● **ABOUT THIS EXERCISE**
The word "settings" marks the lines to copy; find all of them in the entries below.

═════ RECORDS PROVIDED ═════

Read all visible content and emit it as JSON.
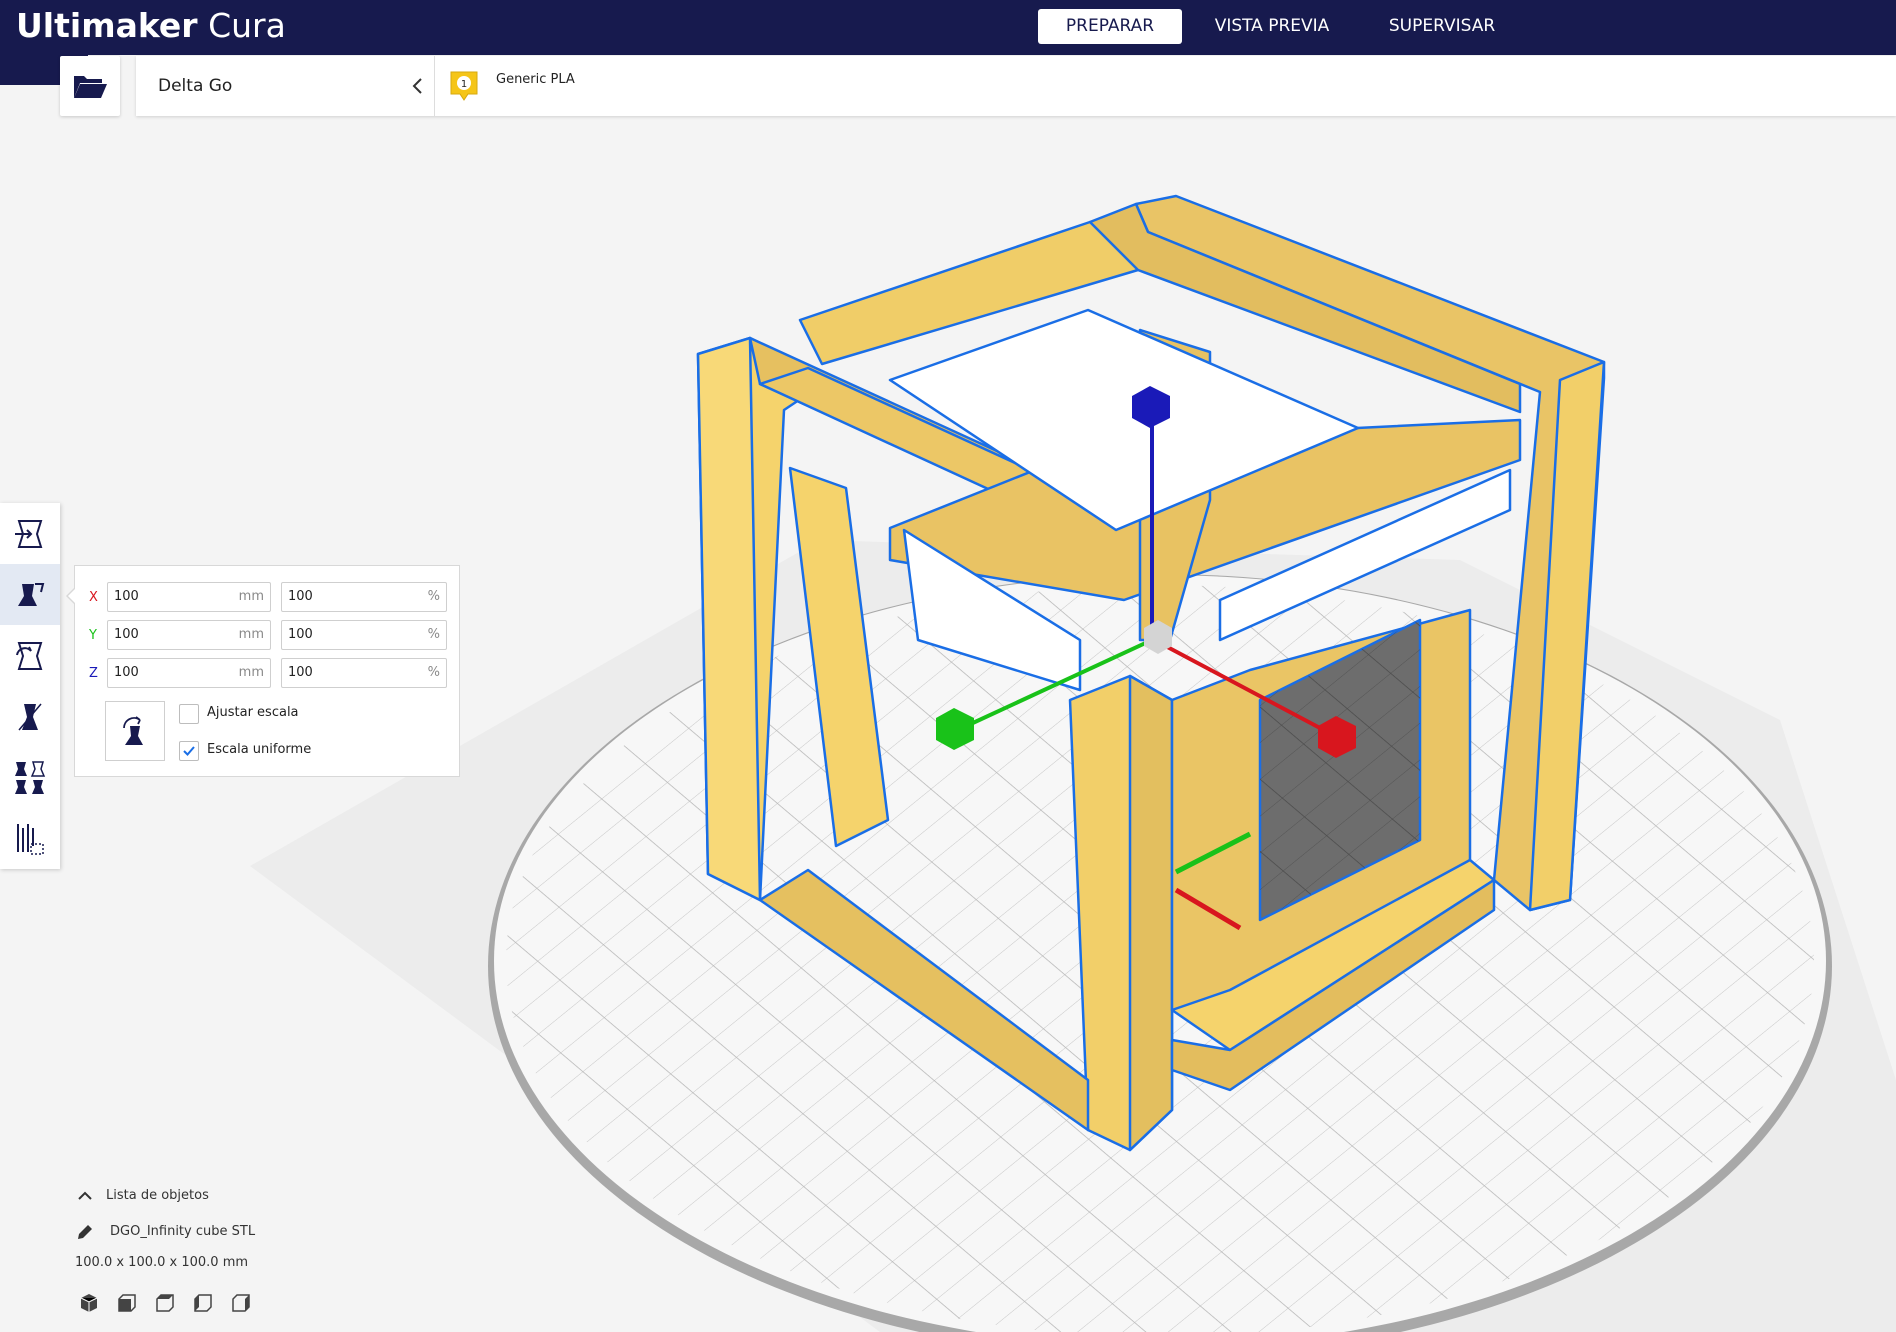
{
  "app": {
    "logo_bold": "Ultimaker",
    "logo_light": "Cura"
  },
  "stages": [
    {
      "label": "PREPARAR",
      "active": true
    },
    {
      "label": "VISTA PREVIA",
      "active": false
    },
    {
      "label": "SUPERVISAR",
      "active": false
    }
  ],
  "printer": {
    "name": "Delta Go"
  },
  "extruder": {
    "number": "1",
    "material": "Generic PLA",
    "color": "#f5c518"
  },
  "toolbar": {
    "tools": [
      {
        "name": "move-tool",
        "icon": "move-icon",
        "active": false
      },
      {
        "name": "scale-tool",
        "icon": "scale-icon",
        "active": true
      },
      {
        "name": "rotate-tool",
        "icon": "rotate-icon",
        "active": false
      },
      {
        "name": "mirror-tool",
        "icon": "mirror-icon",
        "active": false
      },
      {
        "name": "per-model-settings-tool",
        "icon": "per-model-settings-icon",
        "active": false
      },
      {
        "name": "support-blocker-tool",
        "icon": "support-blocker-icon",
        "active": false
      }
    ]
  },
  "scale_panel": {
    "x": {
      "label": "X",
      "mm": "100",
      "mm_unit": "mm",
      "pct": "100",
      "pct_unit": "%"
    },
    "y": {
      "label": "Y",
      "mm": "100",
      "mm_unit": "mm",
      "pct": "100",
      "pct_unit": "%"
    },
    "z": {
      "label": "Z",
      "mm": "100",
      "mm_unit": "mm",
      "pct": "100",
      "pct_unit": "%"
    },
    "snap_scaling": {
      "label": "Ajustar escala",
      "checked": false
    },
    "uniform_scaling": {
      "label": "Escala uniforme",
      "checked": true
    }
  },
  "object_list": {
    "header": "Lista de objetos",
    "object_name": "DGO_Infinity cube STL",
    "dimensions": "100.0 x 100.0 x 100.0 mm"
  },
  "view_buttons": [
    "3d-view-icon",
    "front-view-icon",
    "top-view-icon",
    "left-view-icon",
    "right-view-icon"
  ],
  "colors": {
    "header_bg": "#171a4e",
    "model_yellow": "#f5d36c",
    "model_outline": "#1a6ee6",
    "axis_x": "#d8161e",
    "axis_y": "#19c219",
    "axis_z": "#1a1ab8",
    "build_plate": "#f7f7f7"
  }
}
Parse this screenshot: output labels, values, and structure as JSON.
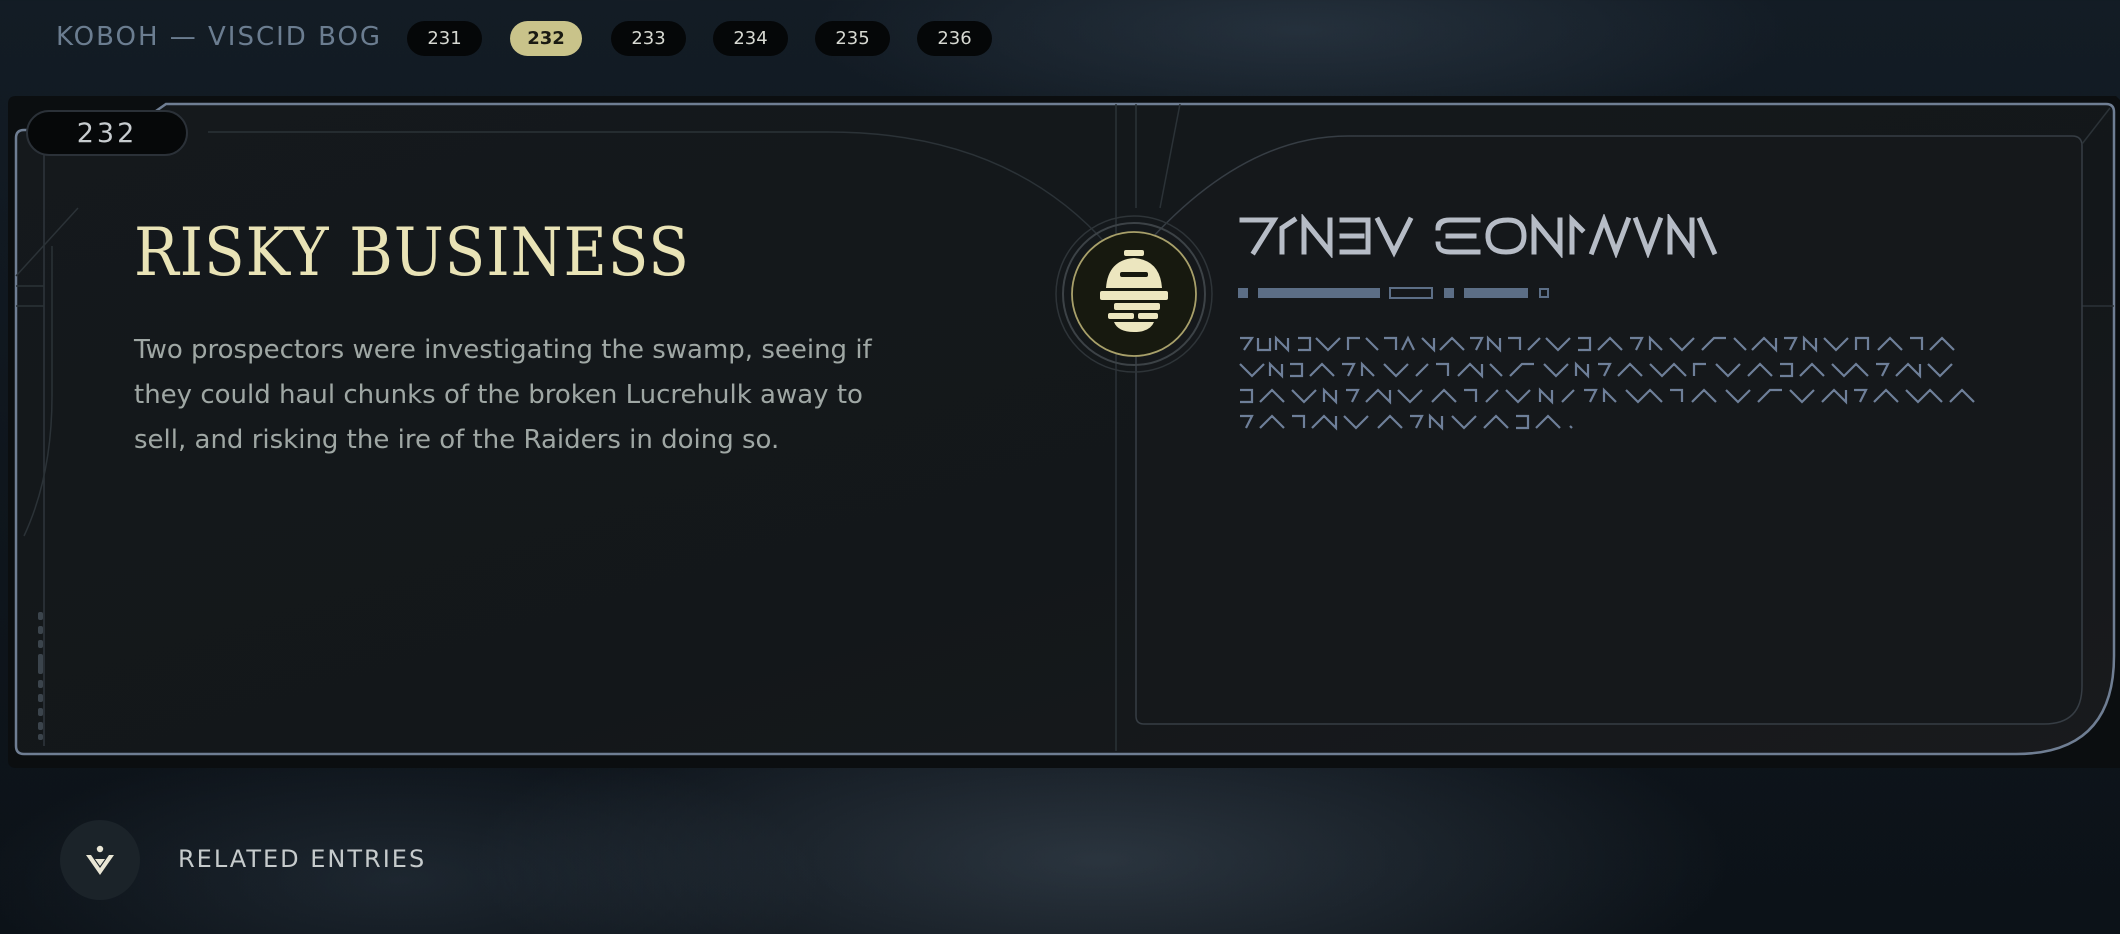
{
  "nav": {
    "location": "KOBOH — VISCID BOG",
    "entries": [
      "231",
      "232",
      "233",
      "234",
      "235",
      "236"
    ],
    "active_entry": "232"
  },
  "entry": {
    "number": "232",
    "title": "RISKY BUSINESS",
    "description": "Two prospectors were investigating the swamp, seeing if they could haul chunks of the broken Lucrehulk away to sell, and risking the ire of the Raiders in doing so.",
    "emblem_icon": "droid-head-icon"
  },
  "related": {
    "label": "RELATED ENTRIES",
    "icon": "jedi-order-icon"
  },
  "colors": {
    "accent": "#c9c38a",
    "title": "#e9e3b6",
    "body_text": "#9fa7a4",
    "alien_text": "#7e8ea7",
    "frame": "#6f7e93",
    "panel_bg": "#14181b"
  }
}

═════

● **TASK RESPONSE**
        "name": "per-model-settings-tool",
        "icon": "per-model-settings-icon",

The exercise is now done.